Consumers are worried, but so are credit card companies. Credit cards offer households of every type to flexibly supplement their budget and pay later. However, when salaries stop and furloughs begin, discretionary spending contracts and delinquency bubbles.
Today’s WSJ considers extended unemployment and the broader implication of what is next.
- This week, major American consumer lenders Alliance Data Systems, ADS -5.23% Capital One Financial, Discover Financial Services DFS 5.35% and Synchrony Financial SYF 4.76% have been among the 30 most volatile stocks in the S&P 500, according to FactSet’s measure, alongside cruise operators, energy companies, hotels, and mall retail stores.
- What is driving these wild price swings are very divergent scenarios for how the coronavirus pandemic plays out and its effect on consumers’ likelihood of repaying debts like credit cards and auto loans. A major wild card is that many lenders moved quickly to offer forbearance measures to borrowers, such as forgiving late fees or not requiring borrowers to make minimum payments.
The credit card industry has yet to feel real pain. Contractual aging to charge-off, the point when banks must no longer recognize an account as an asset, will not begin to hit the credit card business until September, October, and November, depending upon when consumers cease making their minimum due payments.
In credit cards, the sweet-spot for the charge-off rate is 3.5% to 4.0%. When it goes above 5%, profits start to go away. The charge-off event gets subtracted from the bank’s balance sheet, and the loss is charged against revenue. Right before COVID-19 started, Mercator Advisory projected a 3.8% rate. Although we have not fully adjusted our forecast because that would be premature since so many variables are in flux, our best case shows deterioration to 5%, and our worst-case ends up at 8% in early 2021. We expect this is optimistic, and when unemployment estimates such as the St. Louis Federal Reserve indicate a potential for 32.1% unemployment, charge-offs could be closer to 20%.
During the recession, credit card charge-offs in the United States, and many other top markets, hit 10.5%. Under that scenario, top issuers each suffered net income losses of more than $1 billion each.
There is a linkage between unemployment and write-offs. It is a no brainer. When your income stops, your payment stops. Before you pay your overdue credit card bill, you must ensure there is food in the refrigerator, lights on, and enough pocket change to weather the storm.
The WSJ points out another issue.
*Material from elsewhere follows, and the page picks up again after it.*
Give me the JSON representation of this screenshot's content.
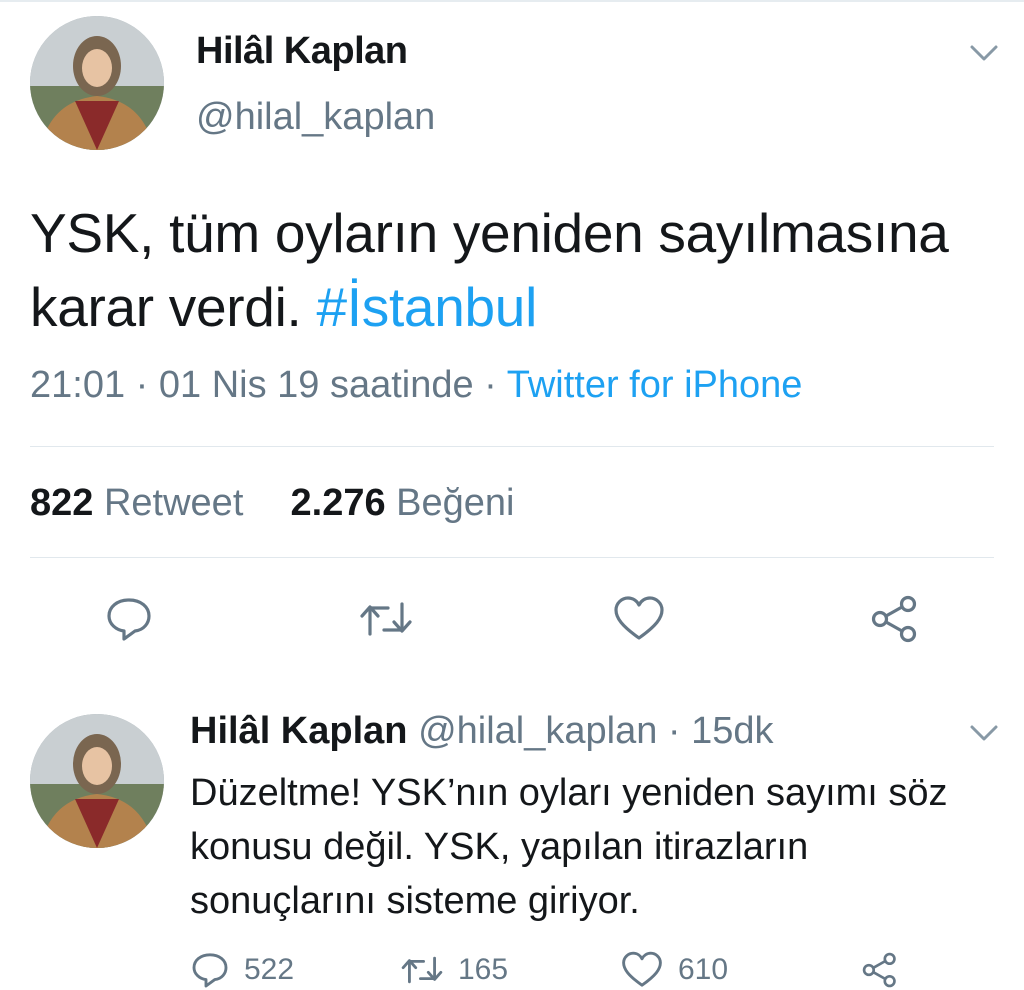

If the recovery is protracted, what is the next fix?
- But in another scenario, unemployment rises and stays high. Consumers spend through their government aid, and burdened banks tighten access to credit. Rather than help consumers get back on their feet, giving people more time to pay just delays the pain that will later arrive.
- However, the shape of unemployment this time around might be highly unusual, so the normal rules may not apply. If unemployment surges in the short term but levels out by year-end and continues to drop into 2021, the impact would be considerably milder.
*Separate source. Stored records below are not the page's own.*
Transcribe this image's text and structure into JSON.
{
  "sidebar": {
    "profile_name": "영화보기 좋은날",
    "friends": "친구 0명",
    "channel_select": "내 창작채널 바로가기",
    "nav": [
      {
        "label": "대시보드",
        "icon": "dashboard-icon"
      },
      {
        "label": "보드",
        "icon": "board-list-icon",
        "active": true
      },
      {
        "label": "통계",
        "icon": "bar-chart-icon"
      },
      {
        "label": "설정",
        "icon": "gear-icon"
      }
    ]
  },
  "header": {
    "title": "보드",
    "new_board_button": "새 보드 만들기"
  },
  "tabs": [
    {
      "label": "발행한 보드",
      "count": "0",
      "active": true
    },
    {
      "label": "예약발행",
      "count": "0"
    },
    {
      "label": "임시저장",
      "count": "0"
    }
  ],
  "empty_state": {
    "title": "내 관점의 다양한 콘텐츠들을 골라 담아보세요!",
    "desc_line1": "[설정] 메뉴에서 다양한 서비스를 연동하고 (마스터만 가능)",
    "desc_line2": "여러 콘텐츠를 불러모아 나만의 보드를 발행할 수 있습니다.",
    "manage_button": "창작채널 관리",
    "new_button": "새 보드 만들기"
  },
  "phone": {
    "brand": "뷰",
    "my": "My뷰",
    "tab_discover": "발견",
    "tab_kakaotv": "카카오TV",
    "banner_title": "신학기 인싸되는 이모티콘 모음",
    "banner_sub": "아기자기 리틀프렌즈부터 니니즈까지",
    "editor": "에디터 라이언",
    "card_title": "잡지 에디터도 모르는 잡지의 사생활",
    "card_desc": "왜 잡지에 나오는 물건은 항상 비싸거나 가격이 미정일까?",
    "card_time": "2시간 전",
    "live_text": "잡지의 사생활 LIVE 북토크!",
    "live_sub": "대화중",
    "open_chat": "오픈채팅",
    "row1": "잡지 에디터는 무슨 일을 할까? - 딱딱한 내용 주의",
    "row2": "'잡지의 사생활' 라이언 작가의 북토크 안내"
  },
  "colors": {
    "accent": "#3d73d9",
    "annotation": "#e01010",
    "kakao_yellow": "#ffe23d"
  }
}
- For example, if unemployment were 8% by year-end, it might translate into a card charge-off rate of just over 7%, well below the financial-crisis peak over 10%. But if a short-term surge to 12% or 13% unemployment now, which some economists are now predicting, were to last through year-end or into next year, it would imply charge-off levels beyond that of the financial crisis.
And, of course, this goes beyond credit cards.
- Unemployment also drives auto-loan defaults, but the value of used cars is a major driver of how steep the ultimate losses are. With car-shopping severely limited by social distancing, sales and prices are dropping fast. J.D. Power tracked only 15,000 used cars sold at auctions last week, some 90,000 fewer than expected pre-virus, and it has cut its used-car price forecast for this year from a 1% rise to as much as a 10% decline.
- If realized, that kind of drop could, in theory, increase possible losses on a defaulted year-old $25,000 car loan by more than a third, according to Autonomous Research.
Our view is we will see a tapering off in credit availabilty. People may be stocking their pantries and refrigerators, but big trips, auto purchases, and new widescreen televisions are off the table for now. Visa recently reported transaction volumes are down 7% of March, and that is probably the tip of the iceberg. Expect the charge-offs to surge come 4Q20, and then as the economy recovers, creditors can get back into business.
Something regulators could do to ease the pain would be to extend the trigger date for charge-off. A temporary shift to 240 days might clog collection account queues, but it would offer some breathing room. Another solution would be to convert existing credit card debt into installment loans; this would smooth out aging and provide consumers with a longer runway to deal with their obligations.
Until then, keep your fingers crossed, and expect life to normalize sometime into 2021 (hopefully).
Overview provided by Brian Riley, Director, Credit Advisory Service at Mercator Advisory Group.